| Assignment |
Leave out the images and repeat every entry below exactly.

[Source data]
════════

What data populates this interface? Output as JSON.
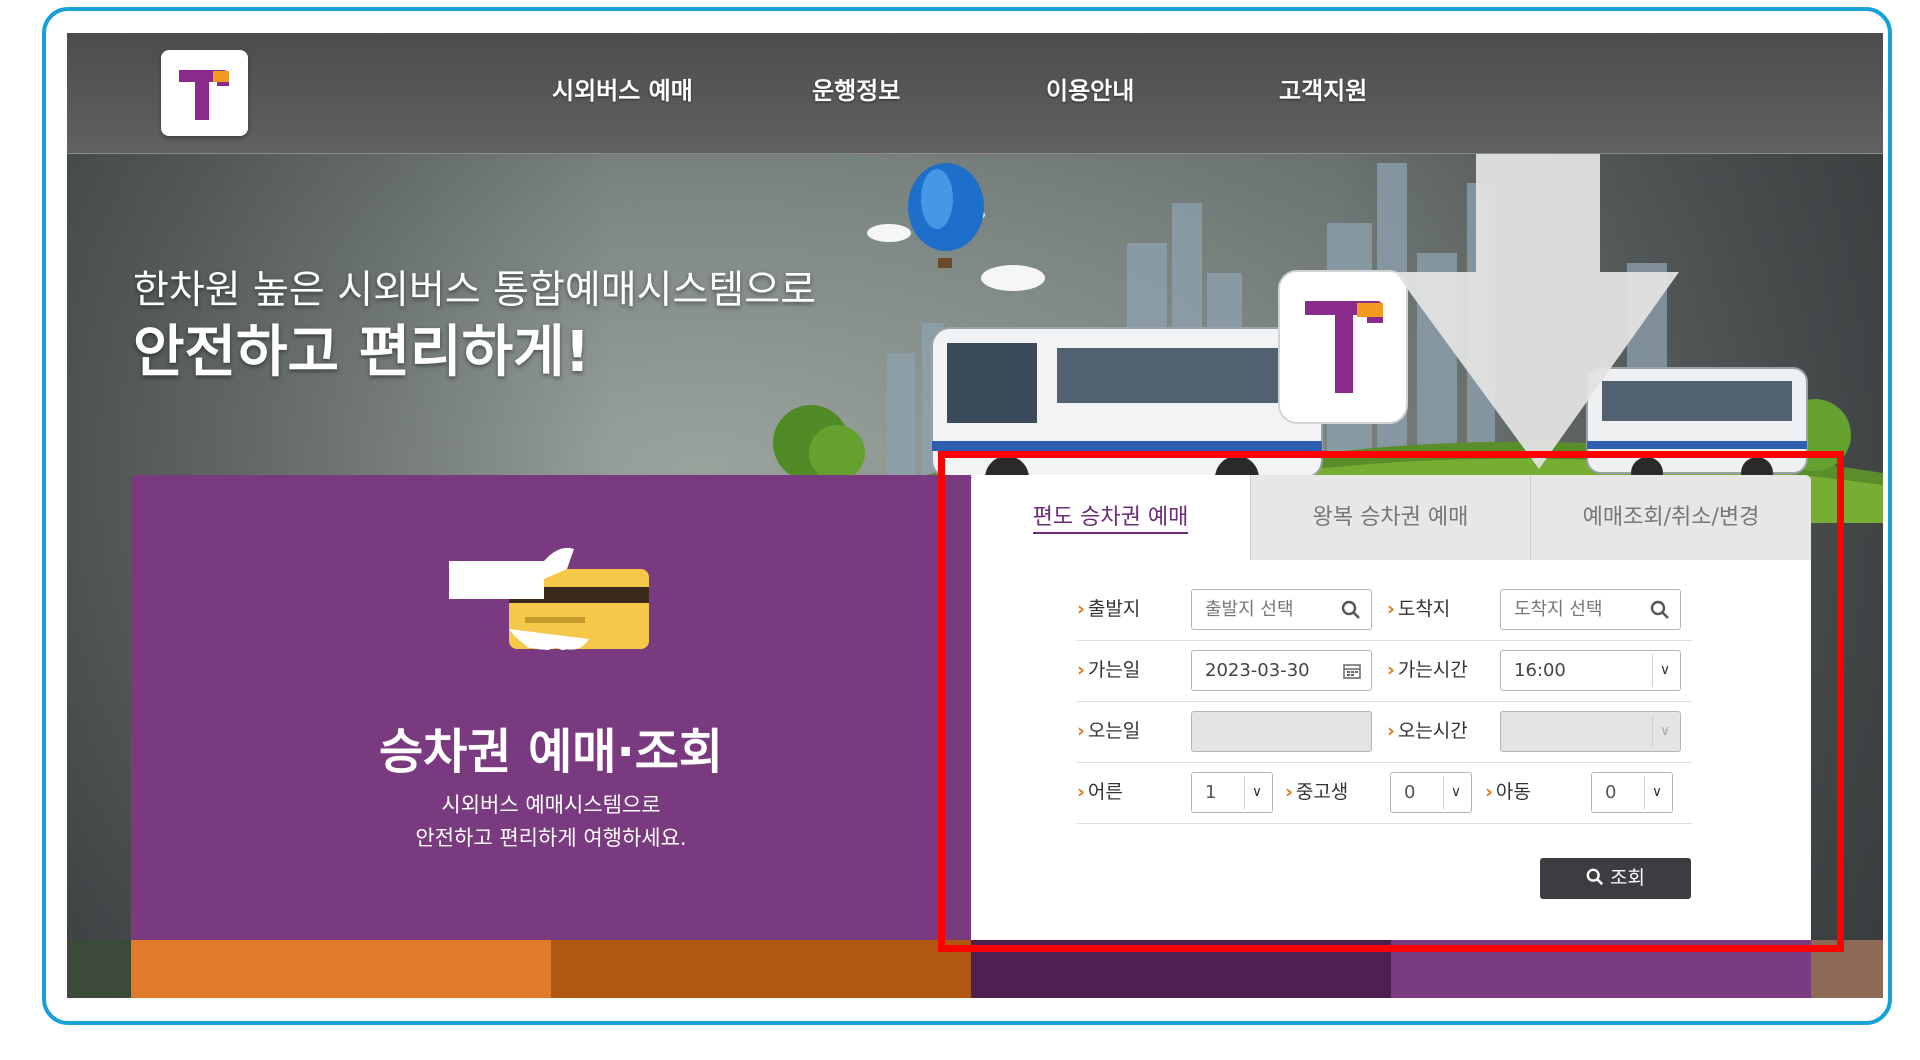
{
  "colors": {
    "frame_border": "#1aa0d8",
    "brand_purple": "#7a3a80",
    "logo_orange": "#f39a21",
    "highlight_red": "#ff0000",
    "search_button": "#3b3d40"
  },
  "header": {
    "logo_icon": "t-money-logo-icon",
    "nav": [
      "시외버스 예매",
      "운행정보",
      "이용안내",
      "고객지원"
    ]
  },
  "hero": {
    "subtitle": "한차원 높은 시외버스 통합예매시스템으로",
    "title": "안전하고 편리하게!"
  },
  "card": {
    "icon": "hand-card-icon",
    "title": "승차권 예매·조회",
    "desc_line1": "시외버스 예매시스템으로",
    "desc_line2": "안전하고 편리하게 여행하세요."
  },
  "booking": {
    "tabs": [
      {
        "label": "편도 승차권 예매",
        "active": true
      },
      {
        "label": "왕복 승차권 예매",
        "active": false
      },
      {
        "label": "예매조회/취소/변경",
        "active": false
      }
    ],
    "departure": {
      "label": "출발지",
      "placeholder": "출발지 선택",
      "icon": "search-icon"
    },
    "arrival": {
      "label": "도착지",
      "placeholder": "도착지 선택",
      "icon": "search-icon"
    },
    "go_date": {
      "label": "가는일",
      "value": "2023-03-30",
      "icon": "calendar-icon"
    },
    "go_time": {
      "label": "가는시간",
      "value": "16:00"
    },
    "return_date": {
      "label": "오는일",
      "value": ""
    },
    "return_time": {
      "label": "오는시간",
      "value": ""
    },
    "adult": {
      "label": "어른",
      "value": "1"
    },
    "student": {
      "label": "중고생",
      "value": "0"
    },
    "child": {
      "label": "아동",
      "value": "0"
    },
    "search_button": "조회"
  }
}
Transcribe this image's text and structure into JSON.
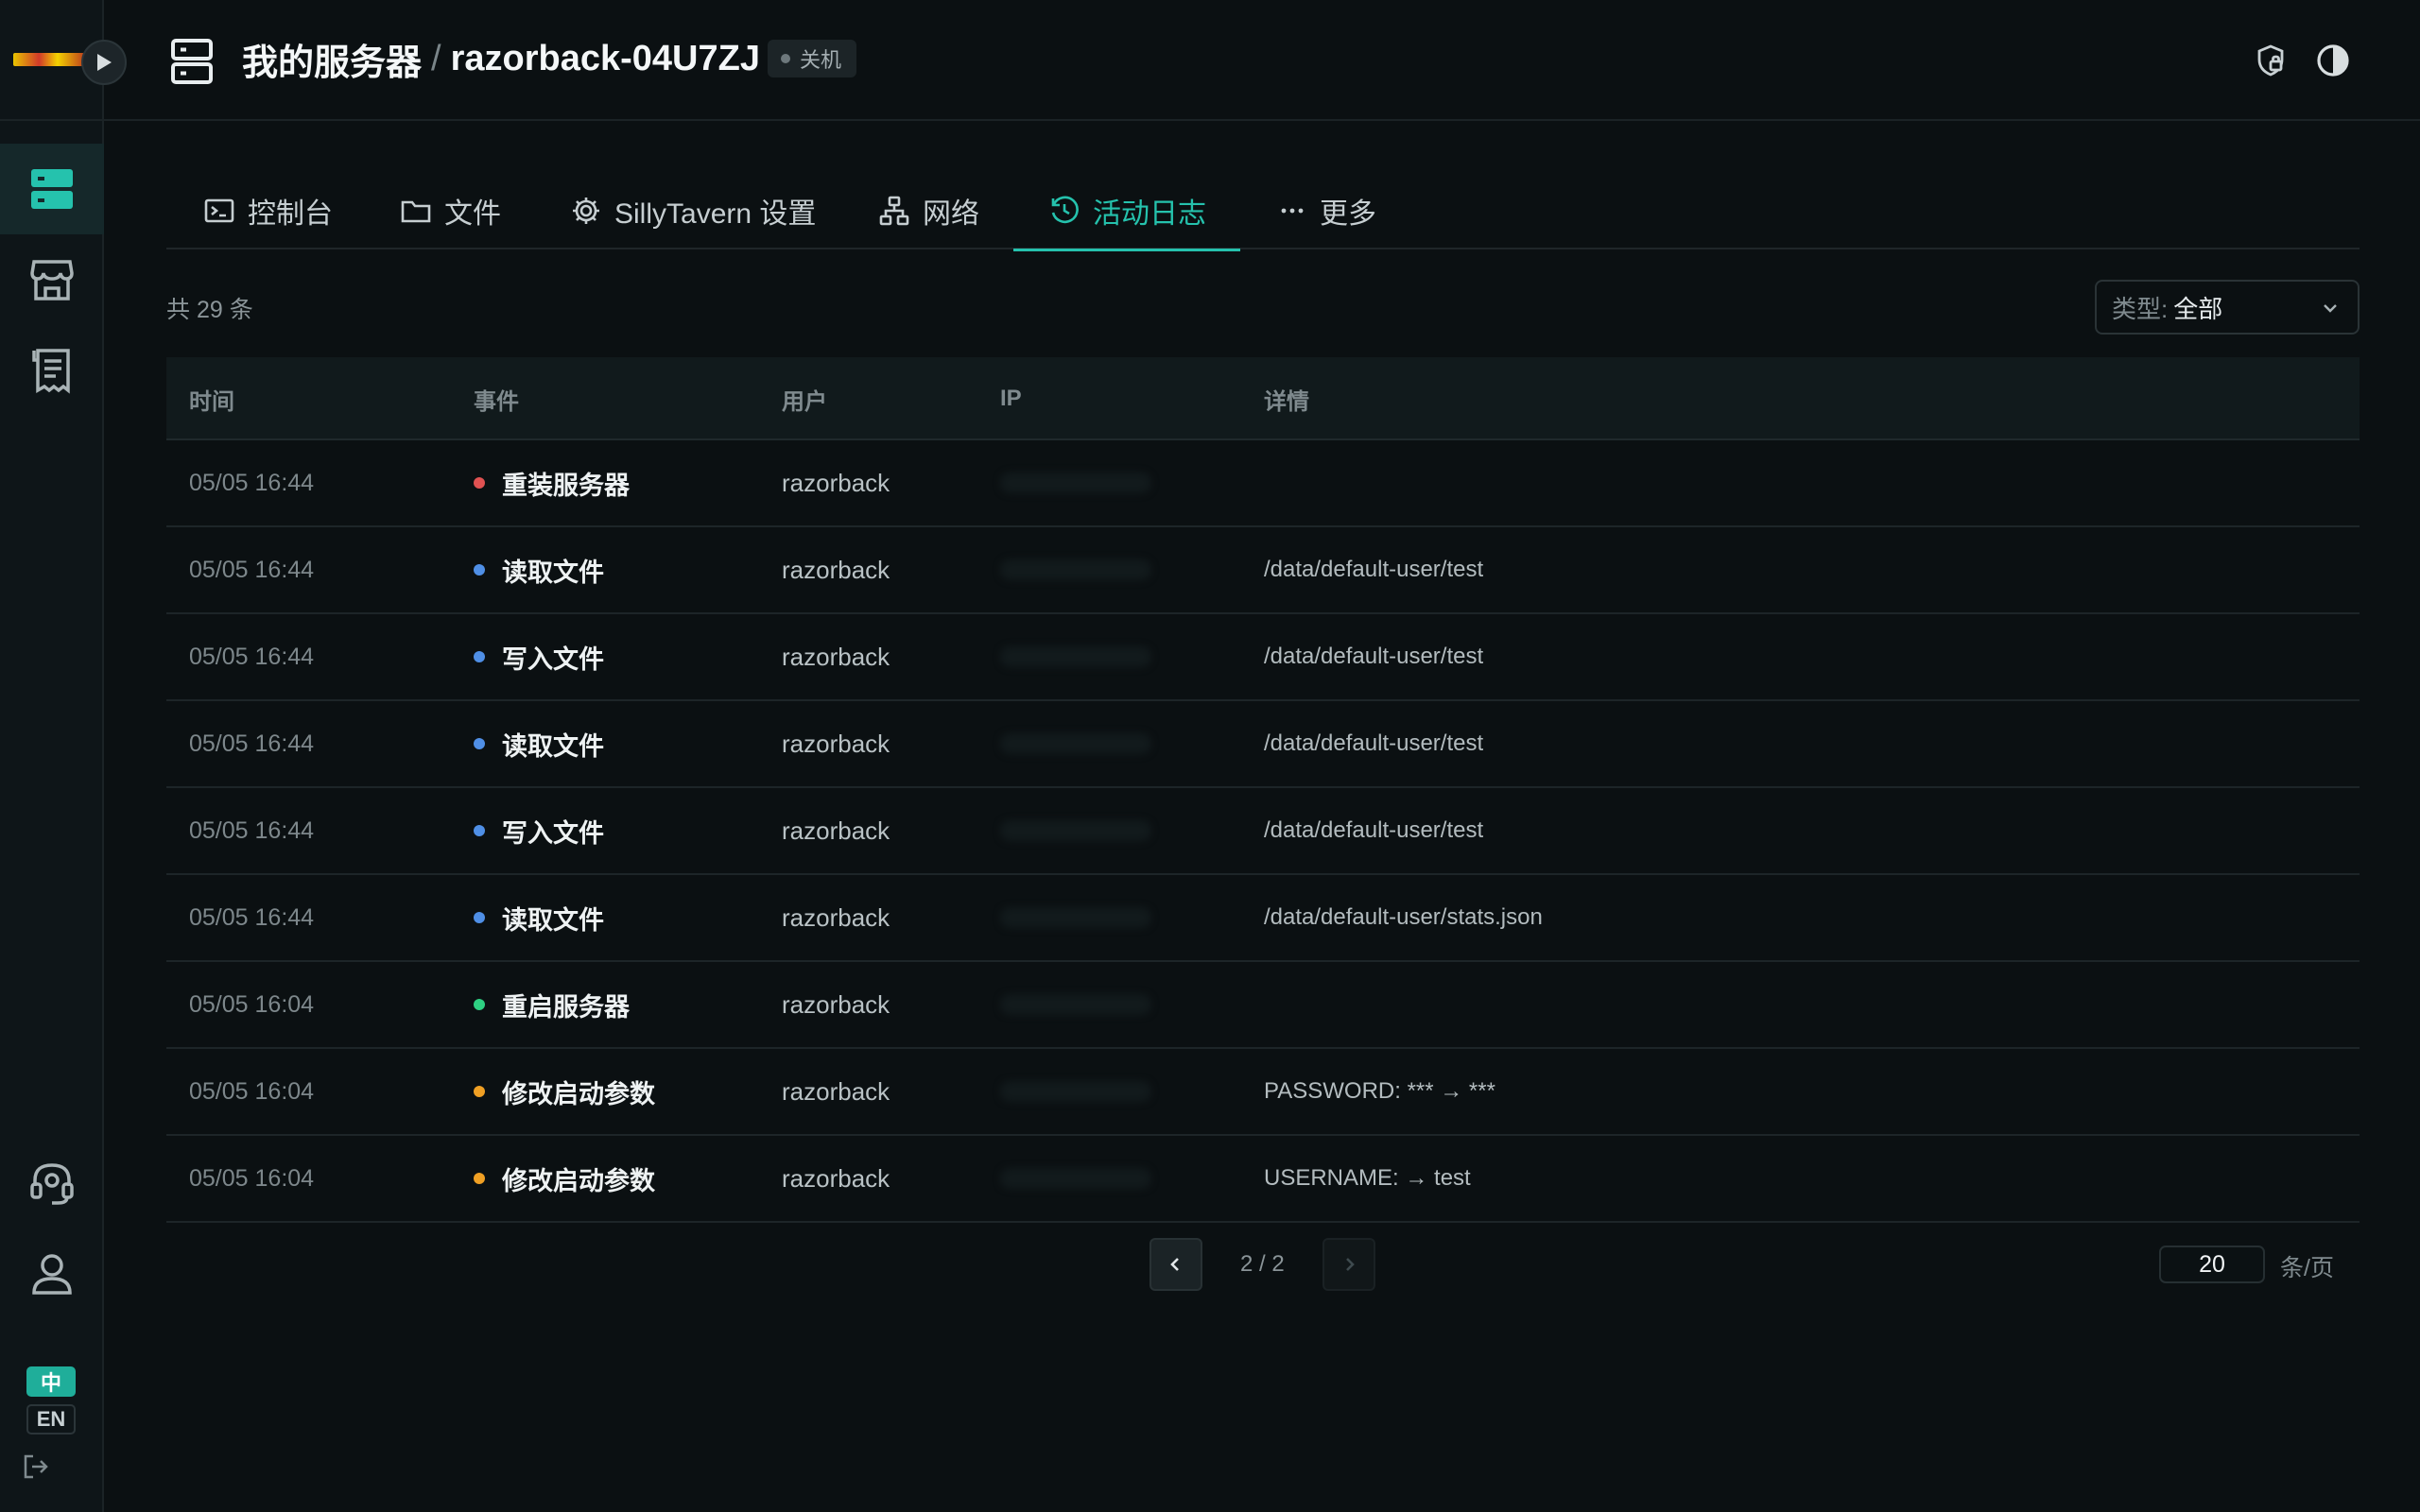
{
  "colors": {
    "accent": "#25c2ad",
    "event_danger": "#e05252",
    "event_info": "#4f8fe6",
    "event_success": "#2ed082",
    "event_warning": "#f0a024"
  },
  "header": {
    "section": "我的服务器",
    "separator": "/",
    "server_name": "razorback-04U7ZJ",
    "status": "关机"
  },
  "tabs": [
    {
      "label": "控制台",
      "icon": "terminal-icon"
    },
    {
      "label": "文件",
      "icon": "folder-icon"
    },
    {
      "label": "SillyTavern 设置",
      "icon": "gear-icon"
    },
    {
      "label": "网络",
      "icon": "network-icon"
    },
    {
      "label": "活动日志",
      "icon": "history-icon",
      "active": true
    },
    {
      "label": "更多",
      "icon": "more-icon"
    }
  ],
  "summary": {
    "total": "共 29 条"
  },
  "filter": {
    "label": "类型:",
    "value": "全部"
  },
  "table": {
    "columns": [
      "时间",
      "事件",
      "用户",
      "IP",
      "详情"
    ],
    "rows": [
      {
        "time": "05/05 16:44",
        "event": "重装服务器",
        "level": "danger",
        "user": "razorback",
        "detail": ""
      },
      {
        "time": "05/05 16:44",
        "event": "读取文件",
        "level": "info",
        "user": "razorback",
        "detail": "/data/default-user/test"
      },
      {
        "time": "05/05 16:44",
        "event": "写入文件",
        "level": "info",
        "user": "razorback",
        "detail": "/data/default-user/test"
      },
      {
        "time": "05/05 16:44",
        "event": "读取文件",
        "level": "info",
        "user": "razorback",
        "detail": "/data/default-user/test"
      },
      {
        "time": "05/05 16:44",
        "event": "写入文件",
        "level": "info",
        "user": "razorback",
        "detail": "/data/default-user/test"
      },
      {
        "time": "05/05 16:44",
        "event": "读取文件",
        "level": "info",
        "user": "razorback",
        "detail": "/data/default-user/stats.json"
      },
      {
        "time": "05/05 16:04",
        "event": "重启服务器",
        "level": "success",
        "user": "razorback",
        "detail": ""
      },
      {
        "time": "05/05 16:04",
        "event": "修改启动参数",
        "level": "warning",
        "user": "razorback",
        "detail": "PASSWORD: *** → ***"
      },
      {
        "time": "05/05 16:04",
        "event": "修改启动参数",
        "level": "warning",
        "user": "razorback",
        "detail": "USERNAME: → test"
      }
    ]
  },
  "pagination": {
    "page_text": "2 / 2",
    "page_size": "20",
    "page_size_unit": "条/页"
  },
  "language": {
    "zh": "中",
    "en": "EN"
  }
}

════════

| The answer |
What data populates this interface? Output as JSON.
{
  "colors": {
    "frame_border": "#1aa0d8",
    "brand_purple": "#7a3a80",
    "logo_orange": "#f39a21",
    "highlight_red": "#ff0000",
    "search_button": "#3b3d40"
  },
  "header": {
    "logo_icon": "t-money-logo-icon",
    "nav": [
      "시외버스 예매",
      "운행정보",
      "이용안내",
      "고객지원"
    ]
  },
  "hero": {
    "subtitle": "한차원 높은 시외버스 통합예매시스템으로",
    "title": "안전하고 편리하게!"
  },
  "card": {
    "icon": "hand-card-icon",
    "title": "승차권 예매·조회",
    "desc_line1": "시외버스 예매시스템으로",
    "desc_line2": "안전하고 편리하게 여행하세요."
  },
  "booking": {
    "tabs": [
      {
        "label": "편도 승차권 예매",
        "active": true
      },
      {
        "label": "왕복 승차권 예매",
        "active": false
      },
      {
        "label": "예매조회/취소/변경",
        "active": false
      }
    ],
    "departure": {
      "label": "출발지",
      "placeholder": "출발지 선택",
      "icon": "search-icon"
    },
    "arrival": {
      "label": "도착지",
      "placeholder": "도착지 선택",
      "icon": "search-icon"
    },
    "go_date": {
      "label": "가는일",
      "value": "2023-03-30",
      "icon": "calendar-icon"
    },
    "go_time": {
      "label": "가는시간",
      "value": "16:00"
    },
    "return_date": {
      "label": "오는일",
      "value": ""
    },
    "return_time": {
      "label": "오는시간",
      "value": ""
    },
    "adult": {
      "label": "어른",
      "value": "1"
    },
    "student": {
      "label": "중고생",
      "value": "0"
    },
    "child": {
      "label": "아동",
      "value": "0"
    },
    "search_button": "조회"
  }
}
Transcribe this image's text and structure into JSON.
{
  "colors": {
    "accent": "#25c2ad",
    "event_danger": "#e05252",
    "event_info": "#4f8fe6",
    "event_success": "#2ed082",
    "event_warning": "#f0a024"
  },
  "header": {
    "section": "我的服务器",
    "separator": "/",
    "server_name": "razorback-04U7ZJ",
    "status": "关机"
  },
  "tabs": [
    {
      "label": "控制台",
      "icon": "terminal-icon"
    },
    {
      "label": "文件",
      "icon": "folder-icon"
    },
    {
      "label": "SillyTavern 设置",
      "icon": "gear-icon"
    },
    {
      "label": "网络",
      "icon": "network-icon"
    },
    {
      "label": "活动日志",
      "icon": "history-icon",
      "active": true
    },
    {
      "label": "更多",
      "icon": "more-icon"
    }
  ],
  "summary": {
    "total": "共 29 条"
  },
  "filter": {
    "label": "类型:",
    "value": "全部"
  },
  "table": {
    "columns": [
      "时间",
      "事件",
      "用户",
      "IP",
      "详情"
    ],
    "rows": [
      {
        "time": "05/05 16:44",
        "event": "重装服务器",
        "level": "danger",
        "user": "razorback",
        "detail": ""
      },
      {
        "time": "05/05 16:44",
        "event": "读取文件",
        "level": "info",
        "user": "razorback",
        "detail": "/data/default-user/test"
      },
      {
        "time": "05/05 16:44",
        "event": "写入文件",
        "level": "info",
        "user": "razorback",
        "detail": "/data/default-user/test"
      },
      {
        "time": "05/05 16:44",
        "event": "读取文件",
        "level": "info",
        "user": "razorback",
        "detail": "/data/default-user/test"
      },
      {
        "time": "05/05 16:44",
        "event": "写入文件",
        "level": "info",
        "user": "razorback",
        "detail": "/data/default-user/test"
      },
      {
        "time": "05/05 16:44",
        "event": "读取文件",
        "level": "info",
        "user": "razorback",
        "detail": "/data/default-user/stats.json"
      },
      {
        "time": "05/05 16:04",
        "event": "重启服务器",
        "level": "success",
        "user": "razorback",
        "detail": ""
      },
      {
        "time": "05/05 16:04",
        "event": "修改启动参数",
        "level": "warning",
        "user": "razorback",
        "detail": "PASSWORD: *** → ***"
      },
      {
        "time": "05/05 16:04",
        "event": "修改启动参数",
        "level": "warning",
        "user": "razorback",
        "detail": "USERNAME: → test"
      }
    ]
  },
  "pagination": {
    "page_text": "2 / 2",
    "page_size": "20",
    "page_size_unit": "条/页"
  },
  "language": {
    "zh": "中",
    "en": "EN"
  }
}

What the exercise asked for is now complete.